Tonight was one of those nights in the restaurant industry where I pray to Jesus that I won't have to be waiting tables much longer, that my indentured servitude to the service industry might soon be coming to a close. I'm 31 years old and I have a master's degree. FOR THE LOVE OF GOD, LET IT END.
Let me explain where I'm coming from and clear up some possible misconceptions you might have about what I do (specifically what I do 3 nights a week to pay back my student loans; I also teach college freshman how to write at a private, expensive college, but wouldn't you know, that doesn't pay the bills).
First of all, servers get NO respect, except from other servers. And I'm not just talking about the customers, like the man tonight who tried to "correct" me and convince me that arugula was a kind of cheese. The back-of-house, the cooks? They think we're morons, too. Lazy, stupid assholes who have it easy -- we just have to sell the food they are making. I know, line cooks and sous chefs make paltry salaries. When you're eating at Tom Collichio's restaurant, it's some no-name dude back in the kitchen sweating to make your food. And he makes about minimum wage to do that, despite what you're paying for that filet mignon. It's not fair.
Here's something else that's not fair -- servers make less than minimum wage, based on the assumption that tips will make up the difference. People who have never worked in the industry have some vague notion of this, but I don't think they know the actual math: $2.65 an hour, folks. Minimum wage in the state of Massachusetts is $8.00. I make, per hour, about a third of that. Yup.
And what I do isn't as easy as the cooks who disrespect servers think. Because I'm not just writing down orders. I'm good at what I do. And there are servers who aren't good at what they do. I encounter them all the time. If you don't know what the soup of the day is? FAIL. Hi, I work in a restaurant where we print our entire menu daily. And while not every dish changes every day, it's common that 30% of the menu will have changed. Or, for example, we still have salmon, but instead of coming with a celery root puree, quinoa, and a shaved fennel salad, today it's served with pearl pasta, foraged mushrooms, on top of a citrus-infused glasage. Oh, you don't know what a glasage is? Guess what, I didn't either, but I had to learn and memorize it so I could explain it to you when you ask about it.

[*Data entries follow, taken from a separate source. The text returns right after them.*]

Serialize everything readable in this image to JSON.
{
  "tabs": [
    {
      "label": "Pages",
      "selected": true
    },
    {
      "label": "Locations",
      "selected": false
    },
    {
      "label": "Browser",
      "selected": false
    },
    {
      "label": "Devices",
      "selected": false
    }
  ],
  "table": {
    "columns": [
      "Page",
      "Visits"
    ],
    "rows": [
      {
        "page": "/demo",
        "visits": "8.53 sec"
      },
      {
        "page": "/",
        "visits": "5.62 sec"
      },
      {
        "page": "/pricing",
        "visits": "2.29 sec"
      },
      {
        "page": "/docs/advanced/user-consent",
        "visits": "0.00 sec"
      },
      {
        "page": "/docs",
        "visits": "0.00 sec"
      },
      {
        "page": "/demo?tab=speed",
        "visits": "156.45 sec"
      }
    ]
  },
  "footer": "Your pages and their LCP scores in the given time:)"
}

As servers, we hear all the time how great the food is and we regularly relay that information back to the kitchen. But how often does the kitchen hear how good we are? Well, never. It's not like patrons wander back after eating to tell the kitchen how well we described their food. How they were going to just order the burger, but then heard how the Maine lobster pasta is a hand-cut pappardelle and changed their minds. They prefer to think of us all as idiots, or as this internet commenter (and presumably BOH, or back-of-house) wrote, "the fucking idiot waiters [who] are making double their weekly intake while they get to giggle through service, snack, and have their free staff drinks while the cooks are cleaning up the kitchen."

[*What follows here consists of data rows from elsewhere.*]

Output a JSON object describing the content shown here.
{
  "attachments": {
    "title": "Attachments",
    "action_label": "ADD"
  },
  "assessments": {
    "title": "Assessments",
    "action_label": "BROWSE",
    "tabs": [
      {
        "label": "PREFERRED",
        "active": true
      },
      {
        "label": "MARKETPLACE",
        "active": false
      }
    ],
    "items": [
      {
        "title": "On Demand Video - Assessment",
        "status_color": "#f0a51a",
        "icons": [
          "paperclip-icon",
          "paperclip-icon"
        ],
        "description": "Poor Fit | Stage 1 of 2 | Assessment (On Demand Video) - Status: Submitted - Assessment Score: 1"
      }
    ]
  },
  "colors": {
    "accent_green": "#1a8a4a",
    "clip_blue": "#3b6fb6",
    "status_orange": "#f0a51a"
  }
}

#1 -- I don't get a shift drink. I occasionally am offered dregs of wine that won't be serve-able the next day. Whoopee.
#2 -- Giggle through service and snack? Where the F do you work? I am usually working my ass off and am in the equivalent of a mute fugue state during service, except when tableside, when I'm charming the shit out of people by answering all their questions and making sure they have everything they need. P.S. I not only have to know everything about the food, but also be familiar with and able to describe about fifty bottles of wine and more than a dozen signature cocktails that feature things like chamomile bitters and Skinos ( which, if you're wondering, is a savory Greek liquor).
Here's what to you need to keep in mind the next time you're considering tipping less than 20%: I have PTSD from this job. I have server nightmares almost every night. It's stressful work. And it's largely thankless. And that's why, even when the service I receive when dining out isn't top-notch, I still tip 20%. Because this industry can be wretched. And there is nothing worse than leaving work on the verge of tears and knowing that no one knew how hard you worked, or how your table almost didn't get their appetizers because the kitchen lost the ticket but you noticed in time to correct it before too much time had passed. (Yes, that happened to me tonight).
Yeah, the customers can be annoying and treat you like dick. But what hurts more is when the kitchen folks, the ones who are supposed to be on your team, fail to recognize the challenges of we do, of how much the difference between an adequate server an excellent server can make in terms of a dining experience. They must recognize it when they eat out, but somehow, once in the vortex of the kitchen, it sometimes feels like us against them.
I'm lucky -- I've enjoyed a largely positive experience working in a well-run restaurant for over two and a half years. But after nights like tonight, it seems like a wash. I really wish that part of culinary school was compulsory training as a server. Just one night on the floor, I think, would make all the difference. You try and keep a straight face when someone asks if they can get/only be charged for half a cup of coffee and then have their half cup perpetually refilled to the half way mark. JUST TRY.